Let’s talk about ability and capability for a moment. I define ability as the combination of innate talent, aptitude, and intelligence an employee has. Ability is a hire-time attribute; we should only hire employees with the ability to be successful contributors to our organization in the intended functional roles. Capability, on the other hand, is the combination of knowledge, skill, and experience that an employee can bring to bear on their work. While we can improve an employee’s capability over time with training, coaching, and mentoring, an employee’s ability is generally fixed… it is what it is. In short, we should hire employees with great ability and then endeavor to continually increase their capability so they can grow in their careers while increasingly contributing to the organization’s success over time. A good performance appraisal process should identify whether performance issues are related to ability or capability, to guide us in terms of effective corrective actions.

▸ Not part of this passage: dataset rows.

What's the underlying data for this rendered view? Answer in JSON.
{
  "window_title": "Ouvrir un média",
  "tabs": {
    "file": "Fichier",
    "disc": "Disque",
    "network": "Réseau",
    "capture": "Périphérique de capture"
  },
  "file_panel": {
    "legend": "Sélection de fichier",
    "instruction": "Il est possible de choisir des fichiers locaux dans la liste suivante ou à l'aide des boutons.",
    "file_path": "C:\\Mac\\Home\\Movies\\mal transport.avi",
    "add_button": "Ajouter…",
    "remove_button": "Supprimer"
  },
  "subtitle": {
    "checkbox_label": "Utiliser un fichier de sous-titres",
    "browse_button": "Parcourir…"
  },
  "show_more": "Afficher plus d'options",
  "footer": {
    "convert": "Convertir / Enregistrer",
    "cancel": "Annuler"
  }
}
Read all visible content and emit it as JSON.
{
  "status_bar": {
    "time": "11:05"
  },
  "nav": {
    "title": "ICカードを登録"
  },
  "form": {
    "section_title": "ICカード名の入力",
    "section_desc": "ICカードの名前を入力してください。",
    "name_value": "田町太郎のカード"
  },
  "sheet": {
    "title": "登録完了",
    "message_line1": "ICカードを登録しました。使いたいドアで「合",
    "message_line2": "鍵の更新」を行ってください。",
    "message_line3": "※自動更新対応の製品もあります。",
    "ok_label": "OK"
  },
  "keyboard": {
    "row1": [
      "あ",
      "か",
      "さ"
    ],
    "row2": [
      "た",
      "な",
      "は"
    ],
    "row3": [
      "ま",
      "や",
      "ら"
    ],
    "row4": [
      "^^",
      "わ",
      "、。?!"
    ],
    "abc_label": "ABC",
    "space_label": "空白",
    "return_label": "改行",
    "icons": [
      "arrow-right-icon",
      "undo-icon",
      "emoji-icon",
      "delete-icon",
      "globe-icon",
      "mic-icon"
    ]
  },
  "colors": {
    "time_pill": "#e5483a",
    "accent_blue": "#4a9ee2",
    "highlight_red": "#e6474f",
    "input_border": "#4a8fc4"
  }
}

Many people in the Agile community are against performance appraisals, for valid and invalid reasons. Interestingly enough, W. Edwards Deming, the philosophical originator of the Agile software movement, was also opposed to performance reviews2 because he believed that performance was mostly a factor of the organization rather than the employees and therefore we should focus on improving systems, processes, and methods instead of fixing people. It’s not enough to say performance appraisals stink and we ought to get rid of them. If we want to change things for the better, we need to remember that something always beats nothing. We need to offer an alternative that provides the benefit the organization expects from performance appraisals without the problems,that as Dr. Deming emphasized focused on how individuals interacted with others and with the organization’s systems. Perhaps we need to look at what matters… not only what individuals accomplish and how well, but also how well they collaborate, whether they help others or focus solely on their own work, and whether they contribute to the team or destabilize it. The way to get started is to establish a series of questions that will help ascertain performance around teamwork, collaboration, and contribution as well as individual performance, and then get the team involved in reviews along with functional managers. If we understand and embrace the concept of continual improvement through the use of feedback and the application of the Deming Cycle, we can evolve our way to a truly better approach to performance appraisals, one that works for everyone… the individual employee, the manager, and the organization.
1Pozin, Ilya, “Why Everyone Hates Performance Reviews And How To Fix Them,” Forbes.com, December 10, 2014,http://www.forbes.com/sites/ilyapozin/2014/12/10/why-everyone-hates-performance-reviews-and-how-to-fix-them/
2Hunter, John, “Dr. Deming Called for the Elimination of The Annual Performance Review,” The W. Edwards Deming Institute Blog, October 29, 2012, http://blog.deming.org/2012/10/dr-deming-called-for-the-elimination-of-the-annual-performance-appraisal/